Carcinomas of the Head and Neck: Evaluation and Management
ISBN/ASIN: 9781461288060,9781461314998 | 1990 | English | pdf | 292/289 pages | 7.76 Mb
Publisher: Springer US | Author: Robert Lufkin, William Hanafee (auth.), Charlotte Jacobs M.D. (eds.) | Edition: 1
It was not too many years ago that the role of chemotherapy for head and neck cancer consisted of single-agent methotrexate for selected patients with recurrent disease. In the past decade, multiple new agents, high-dose chemotherapy, combinations, and intra-arterial approaches have been used for the patient with recurrent disease. Wheeler critically assesses the current status of these approaches. When oncologists began testing chemotherapy in the combined modality approach, trials consisted of induction chemotherapy and use of single agents as radiosensitizers. Although a great deal has been learned from these trials, benefit in terms of survival has been marginal. Even more promising may be the concomitant use of combination chemo therapy and radiation. Taylor describes the encouraging results as well as the potential. Induction chemotherapy may have a second important goal in addition to improving curability-it could be used for organ preservation. Dimery et al., present the background for this approach in the patient with laryngeal cancer as well as a description of their randomized trial for voice preservation.
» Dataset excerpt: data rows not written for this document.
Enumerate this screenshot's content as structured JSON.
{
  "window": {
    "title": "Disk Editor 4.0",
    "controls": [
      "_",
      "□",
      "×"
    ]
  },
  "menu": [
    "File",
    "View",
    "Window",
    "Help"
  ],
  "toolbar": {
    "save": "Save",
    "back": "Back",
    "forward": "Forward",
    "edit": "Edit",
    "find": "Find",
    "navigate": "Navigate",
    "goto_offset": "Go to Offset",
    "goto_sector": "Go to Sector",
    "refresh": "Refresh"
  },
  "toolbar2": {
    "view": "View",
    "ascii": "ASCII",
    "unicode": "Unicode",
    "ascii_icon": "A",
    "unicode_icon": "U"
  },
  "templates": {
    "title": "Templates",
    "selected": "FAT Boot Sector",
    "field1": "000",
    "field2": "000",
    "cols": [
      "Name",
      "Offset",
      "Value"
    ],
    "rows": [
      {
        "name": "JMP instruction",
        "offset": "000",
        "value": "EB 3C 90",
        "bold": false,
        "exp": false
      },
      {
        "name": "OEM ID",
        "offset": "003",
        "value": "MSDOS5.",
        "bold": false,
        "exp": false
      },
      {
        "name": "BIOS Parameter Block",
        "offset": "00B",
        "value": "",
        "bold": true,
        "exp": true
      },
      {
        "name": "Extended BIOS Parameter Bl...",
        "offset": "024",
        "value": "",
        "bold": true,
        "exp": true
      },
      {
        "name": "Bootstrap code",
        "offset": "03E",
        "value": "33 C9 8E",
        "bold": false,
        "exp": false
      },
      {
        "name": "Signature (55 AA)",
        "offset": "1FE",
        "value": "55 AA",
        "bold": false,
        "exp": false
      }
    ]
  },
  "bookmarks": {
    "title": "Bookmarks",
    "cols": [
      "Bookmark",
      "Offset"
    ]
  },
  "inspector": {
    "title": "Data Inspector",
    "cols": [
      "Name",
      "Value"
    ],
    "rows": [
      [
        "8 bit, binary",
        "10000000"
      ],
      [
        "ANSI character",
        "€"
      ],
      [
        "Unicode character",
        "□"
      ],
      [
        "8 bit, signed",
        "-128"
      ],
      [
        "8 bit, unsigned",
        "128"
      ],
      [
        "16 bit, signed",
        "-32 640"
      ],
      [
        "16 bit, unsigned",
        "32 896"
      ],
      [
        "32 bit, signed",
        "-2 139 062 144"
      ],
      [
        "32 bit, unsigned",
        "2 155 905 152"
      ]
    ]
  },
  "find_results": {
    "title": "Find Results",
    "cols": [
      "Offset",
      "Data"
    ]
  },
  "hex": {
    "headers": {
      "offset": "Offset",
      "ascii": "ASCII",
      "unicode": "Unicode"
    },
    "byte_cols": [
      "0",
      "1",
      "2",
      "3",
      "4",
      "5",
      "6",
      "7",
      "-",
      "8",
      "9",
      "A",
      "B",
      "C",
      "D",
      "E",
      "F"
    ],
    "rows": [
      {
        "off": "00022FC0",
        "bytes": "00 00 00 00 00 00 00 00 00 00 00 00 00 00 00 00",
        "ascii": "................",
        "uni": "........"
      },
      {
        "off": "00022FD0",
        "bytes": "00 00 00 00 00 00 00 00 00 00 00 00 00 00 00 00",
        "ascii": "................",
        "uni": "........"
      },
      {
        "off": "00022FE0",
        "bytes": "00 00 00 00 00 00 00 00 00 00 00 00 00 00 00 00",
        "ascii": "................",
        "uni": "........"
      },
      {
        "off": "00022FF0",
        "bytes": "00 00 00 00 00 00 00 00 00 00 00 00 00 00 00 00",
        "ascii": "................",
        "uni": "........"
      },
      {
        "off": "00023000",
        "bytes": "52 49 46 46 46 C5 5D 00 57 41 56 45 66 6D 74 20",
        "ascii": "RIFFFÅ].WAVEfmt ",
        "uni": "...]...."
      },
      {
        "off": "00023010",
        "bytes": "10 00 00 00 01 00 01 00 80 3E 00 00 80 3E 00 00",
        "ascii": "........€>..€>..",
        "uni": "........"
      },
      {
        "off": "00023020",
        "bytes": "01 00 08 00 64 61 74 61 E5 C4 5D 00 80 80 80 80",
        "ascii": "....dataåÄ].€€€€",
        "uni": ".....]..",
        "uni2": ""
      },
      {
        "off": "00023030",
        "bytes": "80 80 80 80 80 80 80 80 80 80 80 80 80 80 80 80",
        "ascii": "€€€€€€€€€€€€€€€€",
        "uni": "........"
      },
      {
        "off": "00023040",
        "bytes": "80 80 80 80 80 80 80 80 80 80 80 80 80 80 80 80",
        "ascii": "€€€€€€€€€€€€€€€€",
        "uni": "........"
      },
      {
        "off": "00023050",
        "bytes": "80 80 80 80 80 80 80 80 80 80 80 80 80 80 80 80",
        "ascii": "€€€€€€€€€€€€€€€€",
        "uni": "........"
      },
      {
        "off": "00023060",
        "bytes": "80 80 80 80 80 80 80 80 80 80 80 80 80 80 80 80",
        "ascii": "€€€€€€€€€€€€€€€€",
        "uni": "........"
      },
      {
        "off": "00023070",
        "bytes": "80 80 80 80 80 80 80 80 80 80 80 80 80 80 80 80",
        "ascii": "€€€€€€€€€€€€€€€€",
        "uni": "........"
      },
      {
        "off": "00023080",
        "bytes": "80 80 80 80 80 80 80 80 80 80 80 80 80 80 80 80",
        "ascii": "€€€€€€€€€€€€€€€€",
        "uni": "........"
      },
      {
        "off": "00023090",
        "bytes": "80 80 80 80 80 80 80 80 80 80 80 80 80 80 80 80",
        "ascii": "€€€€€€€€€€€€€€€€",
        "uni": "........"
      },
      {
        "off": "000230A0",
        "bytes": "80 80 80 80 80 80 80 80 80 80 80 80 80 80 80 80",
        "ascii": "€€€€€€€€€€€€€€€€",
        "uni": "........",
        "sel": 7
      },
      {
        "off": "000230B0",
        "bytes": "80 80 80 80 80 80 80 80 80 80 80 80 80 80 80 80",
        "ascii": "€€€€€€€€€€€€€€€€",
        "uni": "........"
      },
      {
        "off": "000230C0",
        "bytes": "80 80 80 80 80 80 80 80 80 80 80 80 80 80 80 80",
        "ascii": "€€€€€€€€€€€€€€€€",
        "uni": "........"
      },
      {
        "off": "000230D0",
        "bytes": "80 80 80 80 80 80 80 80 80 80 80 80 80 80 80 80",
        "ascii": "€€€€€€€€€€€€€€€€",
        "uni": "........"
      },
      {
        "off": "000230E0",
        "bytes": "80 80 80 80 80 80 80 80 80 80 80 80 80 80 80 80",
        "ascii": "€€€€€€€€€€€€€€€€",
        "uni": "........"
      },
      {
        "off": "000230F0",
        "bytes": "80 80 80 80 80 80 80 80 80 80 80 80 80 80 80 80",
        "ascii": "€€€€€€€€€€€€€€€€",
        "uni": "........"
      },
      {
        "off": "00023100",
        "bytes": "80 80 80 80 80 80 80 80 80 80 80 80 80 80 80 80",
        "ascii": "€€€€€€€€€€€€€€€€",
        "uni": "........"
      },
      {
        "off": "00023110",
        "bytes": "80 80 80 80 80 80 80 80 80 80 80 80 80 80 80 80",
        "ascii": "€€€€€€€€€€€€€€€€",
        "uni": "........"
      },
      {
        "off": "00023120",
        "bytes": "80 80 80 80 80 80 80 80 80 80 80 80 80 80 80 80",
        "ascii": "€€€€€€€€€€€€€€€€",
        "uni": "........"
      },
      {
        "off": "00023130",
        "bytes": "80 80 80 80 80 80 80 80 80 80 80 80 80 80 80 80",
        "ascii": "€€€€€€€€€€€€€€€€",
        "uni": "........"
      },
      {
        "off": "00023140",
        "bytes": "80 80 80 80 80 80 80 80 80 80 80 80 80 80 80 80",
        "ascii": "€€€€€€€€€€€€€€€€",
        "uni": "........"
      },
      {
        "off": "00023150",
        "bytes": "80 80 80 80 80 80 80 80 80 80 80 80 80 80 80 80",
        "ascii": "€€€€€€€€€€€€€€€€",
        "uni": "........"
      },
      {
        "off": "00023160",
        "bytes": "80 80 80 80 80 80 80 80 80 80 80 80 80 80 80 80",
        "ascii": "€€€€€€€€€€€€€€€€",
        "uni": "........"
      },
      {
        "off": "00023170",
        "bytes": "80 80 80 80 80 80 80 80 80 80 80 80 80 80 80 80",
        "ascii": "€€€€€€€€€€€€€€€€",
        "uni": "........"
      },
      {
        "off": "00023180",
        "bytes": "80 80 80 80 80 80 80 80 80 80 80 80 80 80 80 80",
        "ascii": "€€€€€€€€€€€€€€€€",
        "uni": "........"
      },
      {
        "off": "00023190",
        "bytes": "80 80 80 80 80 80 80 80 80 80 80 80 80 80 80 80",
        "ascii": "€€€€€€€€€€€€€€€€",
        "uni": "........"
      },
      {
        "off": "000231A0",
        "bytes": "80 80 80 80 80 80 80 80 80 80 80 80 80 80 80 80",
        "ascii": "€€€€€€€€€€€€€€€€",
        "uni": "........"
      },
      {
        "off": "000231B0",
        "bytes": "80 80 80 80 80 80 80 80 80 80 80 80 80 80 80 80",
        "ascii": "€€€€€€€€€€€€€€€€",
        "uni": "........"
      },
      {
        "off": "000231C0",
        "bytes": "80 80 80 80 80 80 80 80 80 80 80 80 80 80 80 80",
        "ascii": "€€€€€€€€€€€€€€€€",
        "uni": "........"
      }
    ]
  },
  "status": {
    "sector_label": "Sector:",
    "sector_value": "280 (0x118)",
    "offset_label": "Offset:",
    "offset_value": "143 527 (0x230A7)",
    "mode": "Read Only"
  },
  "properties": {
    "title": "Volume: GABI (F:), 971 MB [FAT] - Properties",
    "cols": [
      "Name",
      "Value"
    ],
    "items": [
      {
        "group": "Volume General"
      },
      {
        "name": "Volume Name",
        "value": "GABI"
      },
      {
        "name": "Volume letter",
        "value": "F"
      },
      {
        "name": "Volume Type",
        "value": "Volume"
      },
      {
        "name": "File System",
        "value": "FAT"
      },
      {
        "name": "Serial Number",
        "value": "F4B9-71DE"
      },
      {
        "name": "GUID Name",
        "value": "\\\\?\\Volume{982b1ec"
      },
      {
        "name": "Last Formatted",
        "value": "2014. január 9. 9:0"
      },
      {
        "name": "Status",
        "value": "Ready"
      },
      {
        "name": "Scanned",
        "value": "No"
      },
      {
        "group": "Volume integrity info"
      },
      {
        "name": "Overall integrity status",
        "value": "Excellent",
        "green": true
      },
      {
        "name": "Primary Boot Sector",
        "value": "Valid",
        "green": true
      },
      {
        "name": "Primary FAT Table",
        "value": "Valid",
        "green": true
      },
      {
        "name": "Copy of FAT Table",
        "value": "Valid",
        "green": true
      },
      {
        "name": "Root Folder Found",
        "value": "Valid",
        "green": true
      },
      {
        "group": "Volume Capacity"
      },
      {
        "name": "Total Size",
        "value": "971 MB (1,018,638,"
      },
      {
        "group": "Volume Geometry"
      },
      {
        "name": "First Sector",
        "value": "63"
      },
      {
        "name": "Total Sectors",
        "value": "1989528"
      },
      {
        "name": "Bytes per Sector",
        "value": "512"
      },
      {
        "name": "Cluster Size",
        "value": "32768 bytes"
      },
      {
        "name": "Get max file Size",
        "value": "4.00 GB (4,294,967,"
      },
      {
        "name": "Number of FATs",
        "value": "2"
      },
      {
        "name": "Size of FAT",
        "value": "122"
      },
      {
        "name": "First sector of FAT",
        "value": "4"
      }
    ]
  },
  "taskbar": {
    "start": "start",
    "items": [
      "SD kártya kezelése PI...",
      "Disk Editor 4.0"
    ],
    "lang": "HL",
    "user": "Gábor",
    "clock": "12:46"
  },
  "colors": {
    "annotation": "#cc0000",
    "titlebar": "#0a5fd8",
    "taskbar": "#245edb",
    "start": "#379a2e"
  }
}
Head and neck squamous cancers are a heterogeneous group of diseases, and surgeons have long sought parameters that will help predict outcome.